Varde: The importance of fiber as an ingredient will continue to rise. Part of this is due to the realization on the part of consumers that there is a fiber deficit and that they need to enrich their diets with more fiber. Another part is that as more research is conducted into specific fibers, we will start to see nutritional benefits beyond the traditional scope of just fiber. In dairy, I see the combination of probiotics and prebiotic fiber being offered to consumers to address digestive health and well-being.
Munteanu: Today’s fiber ingredients are known to deliver a wide range of health benefits in addition to the traditional fiber effect. Dairy products are a natural vehicle for supporting immune and digestive health by delivering prebiotic fibers as well as probiotic cultures. Furthermore, bone health can be enhanced by the addition of fiber shown to increase the absorption of calcium, a nutrient naturally present in dairy products.
Peters: Increasing the fiber content of our diets is one way to overcome the ever-increasing problems of cardiovascular disease and obesity. However, even when consumers are aware of the health benefits of fiber, they often struggle to include enough of it in their diet. Innovative fiber ingredients provide an opportunity for the dairy industry to play a key role in helping consumers boost their fiber intake without having to alter their dietary habits.
Patti: Fiber is a well-known dietary additive and while this is an important and growing use, some fibers can be effective functional ingredients and wholesome alternatives to a variety of chemical, synthetic or more expensive ingredients currently used in dairy products. The value of fiber in food greatly exceeds its use as a supplement or filler/bulking agent.
Peterson: Fiber will continue to be a topic of focus for health experts and consumers in the foreseeable future. We will see more diverse product introductions with fiber and the development of new fibers from novel sources to further expand the options available to formulators. With a trend towards increased adoption of ethnic and global foods, beverages with more texture or mouthfeel and better nutrient profiles will be in demand.
O’Neill: There is tremendous future potential for next-generation fiber ingredients in numerous product segments, especially in dairy products. In fact, the true possibilities have only begun to be explored. Consumers want smarter, healthier alternatives that taste as good as the originals.
Turowski: Consumers have become more concerned with issues such as obesity and diabetes, leading to an increased awareness of the role dietary fiber plays in a healthy diet. This is a trend that is expected to continue in the coming years. It seems possible that fiber addition may be headed in a similar direction as vitamin and mineral fortification. That is, consumers will no longer see added fiber as a point of differentiation in the market, but will come to expect it in the products they purchase, a trend that has begun in the cereal segment. Yogurt is probably the best fit within the dairy category when it comes to highlighting the nutritional aspects of fiber, particularly as it relates to digestive health.

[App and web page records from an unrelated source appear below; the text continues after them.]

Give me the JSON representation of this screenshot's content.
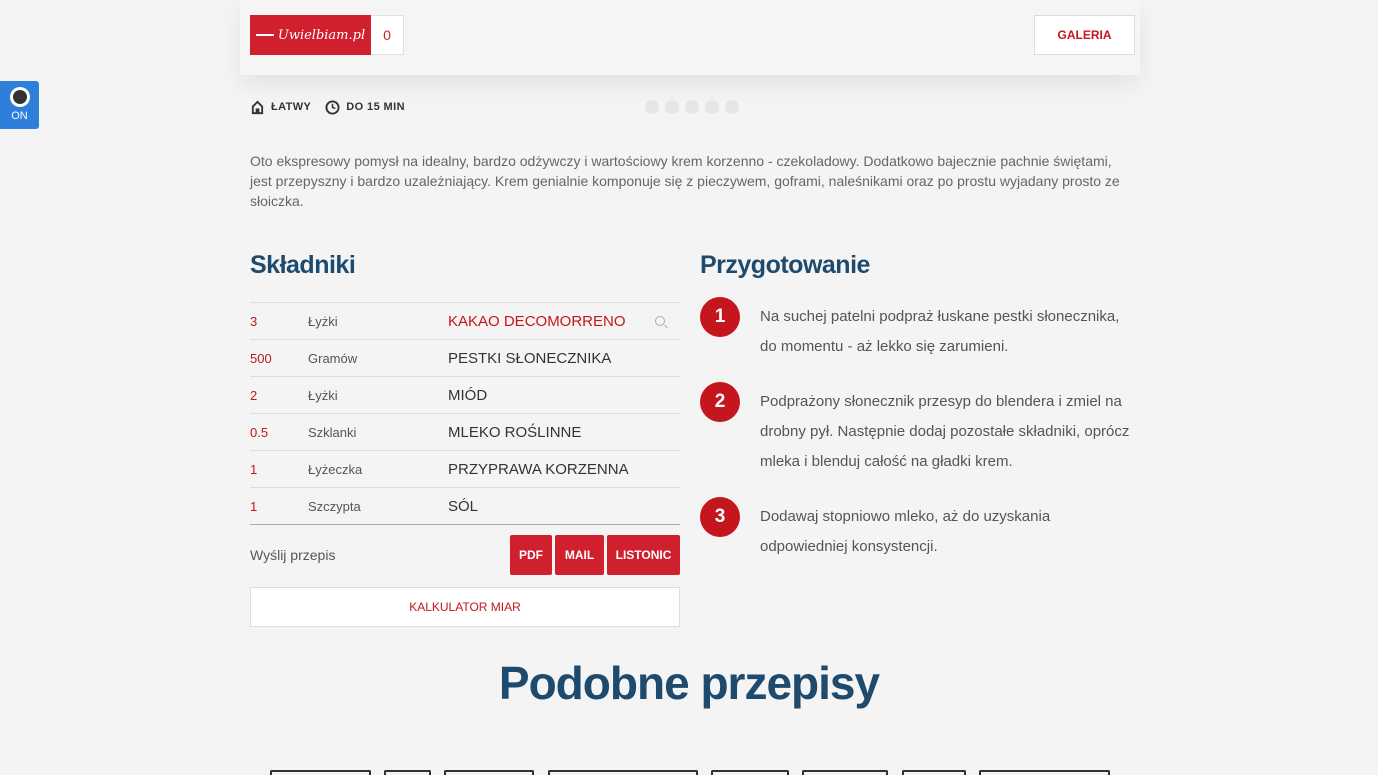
{
  "toggle": {
    "label": "ON"
  },
  "header": {
    "logo_text": "Uwielbiam.pl",
    "likes_count": "0",
    "gallery_label": "GALERIA"
  },
  "meta": {
    "difficulty": "ŁATWY",
    "time": "DO 15 MIN"
  },
  "intro": "Oto ekspresowy pomysł na idealny, bardzo odżywczy i wartościowy krem korzenno - czekoladowy. Dodatkowo bajecznie pachnie świętami, jest przepyszny i bardzo uzależniający. Krem genialnie komponuje się z pieczywem, goframi, naleśnikami oraz po prostu wyjadany prosto ze słoiczka.",
  "ingredients": {
    "title": "Składniki",
    "items": [
      {
        "qty": "3",
        "unit": "Łyżki",
        "name": "KAKAO DECOMORRENO"
      },
      {
        "qty": "500",
        "unit": "Gramów",
        "name": "PESTKI SŁONECZNIKA"
      },
      {
        "qty": "2",
        "unit": "Łyżki",
        "name": "MIÓD"
      },
      {
        "qty": "0.5",
        "unit": "Szklanki",
        "name": "MLEKO ROŚLINNE"
      },
      {
        "qty": "1",
        "unit": "Łyżeczka",
        "name": "PRZYPRAWA KORZENNA"
      },
      {
        "qty": "1",
        "unit": "Szczypta",
        "name": "SÓL"
      }
    ],
    "send_label": "Wyślij przepis",
    "pdf_label": "PDF",
    "mail_label": "MAIL",
    "listonic_label": "LISTONIC",
    "calculator_label": "KALKULATOR MIAR"
  },
  "preparation": {
    "title": "Przygotowanie",
    "steps": [
      {
        "num": "1",
        "text": "Na suchej patelni podpraż łuskane pestki słonecznika, do momentu - aż lekko się zarumieni."
      },
      {
        "num": "2",
        "text": "Podprażony słonecznik przesyp do blendera i zmiel na drobny pył. Następnie dodaj pozostałe składniki, oprócz mleka i blenduj całość na gładki krem."
      },
      {
        "num": "3",
        "text": "Dodawaj stopniowo mleko, aż do uzyskania odpowiedniej konsystencji."
      }
    ]
  },
  "similar": {
    "title": "Podobne przepisy"
  },
  "colors": {
    "accent": "#c4161c",
    "heading": "#1e4a6d",
    "toggle": "#2e7fd9"
  }
}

Chaudhari: As more consumers understand and embrace the concept of the role that digestive health plays in overall health and wellness, the market for fiber-enhanced dairy products will continue to grow.